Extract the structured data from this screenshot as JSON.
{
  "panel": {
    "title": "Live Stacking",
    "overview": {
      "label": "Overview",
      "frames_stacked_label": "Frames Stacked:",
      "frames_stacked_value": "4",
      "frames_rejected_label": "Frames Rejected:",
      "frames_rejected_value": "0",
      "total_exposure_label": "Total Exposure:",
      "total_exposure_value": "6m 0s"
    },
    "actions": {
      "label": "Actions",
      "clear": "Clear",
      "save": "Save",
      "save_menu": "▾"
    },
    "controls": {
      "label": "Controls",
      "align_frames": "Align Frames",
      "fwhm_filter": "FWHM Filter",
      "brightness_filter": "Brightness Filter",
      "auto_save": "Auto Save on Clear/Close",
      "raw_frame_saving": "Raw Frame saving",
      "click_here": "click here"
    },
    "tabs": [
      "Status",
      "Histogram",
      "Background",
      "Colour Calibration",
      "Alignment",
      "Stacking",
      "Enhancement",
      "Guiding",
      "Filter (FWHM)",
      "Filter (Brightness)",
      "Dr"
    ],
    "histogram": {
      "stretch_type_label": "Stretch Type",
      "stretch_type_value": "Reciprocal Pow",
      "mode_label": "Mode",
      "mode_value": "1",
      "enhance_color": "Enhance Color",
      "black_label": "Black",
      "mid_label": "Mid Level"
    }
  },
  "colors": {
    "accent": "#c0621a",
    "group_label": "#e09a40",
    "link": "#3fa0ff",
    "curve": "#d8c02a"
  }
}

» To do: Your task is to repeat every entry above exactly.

» Answer below:
Extract the structured data from this screenshot as JSON.
{
  "panel": {
    "title": "Live Stacking",
    "overview": {
      "label": "Overview",
      "frames_stacked_label": "Frames Stacked:",
      "frames_stacked_value": "4",
      "frames_rejected_label": "Frames Rejected:",
      "frames_rejected_value": "0",
      "total_exposure_label": "Total Exposure:",
      "total_exposure_value": "6m 0s"
    },
    "actions": {
      "label": "Actions",
      "clear": "Clear",
      "save": "Save",
      "save_menu": "▾"
    },
    "controls": {
      "label": "Controls",
      "align_frames": "Align Frames",
      "fwhm_filter": "FWHM Filter",
      "brightness_filter": "Brightness Filter",
      "auto_save": "Auto Save on Clear/Close",
      "raw_frame_saving": "Raw Frame saving",
      "click_here": "click here"
    },
    "tabs": [
      "Status",
      "Histogram",
      "Background",
      "Colour Calibration",
      "Alignment",
      "Stacking",
      "Enhancement",
      "Guiding",
      "Filter (FWHM)",
      "Filter (Brightness)",
      "Dr"
    ],
    "histogram": {
      "stretch_type_label": "Stretch Type",
      "stretch_type_value": "Reciprocal Pow",
      "mode_label": "Mode",
      "mode_value": "1",
      "enhance_color": "Enhance Color",
      "black_label": "Black",
      "mid_label": "Mid Level"
    }
  },
  "colors": {
    "accent": "#c0621a",
    "group_label": "#e09a40",
    "link": "#3fa0ff",
    "curve": "#d8c02a"
  }
}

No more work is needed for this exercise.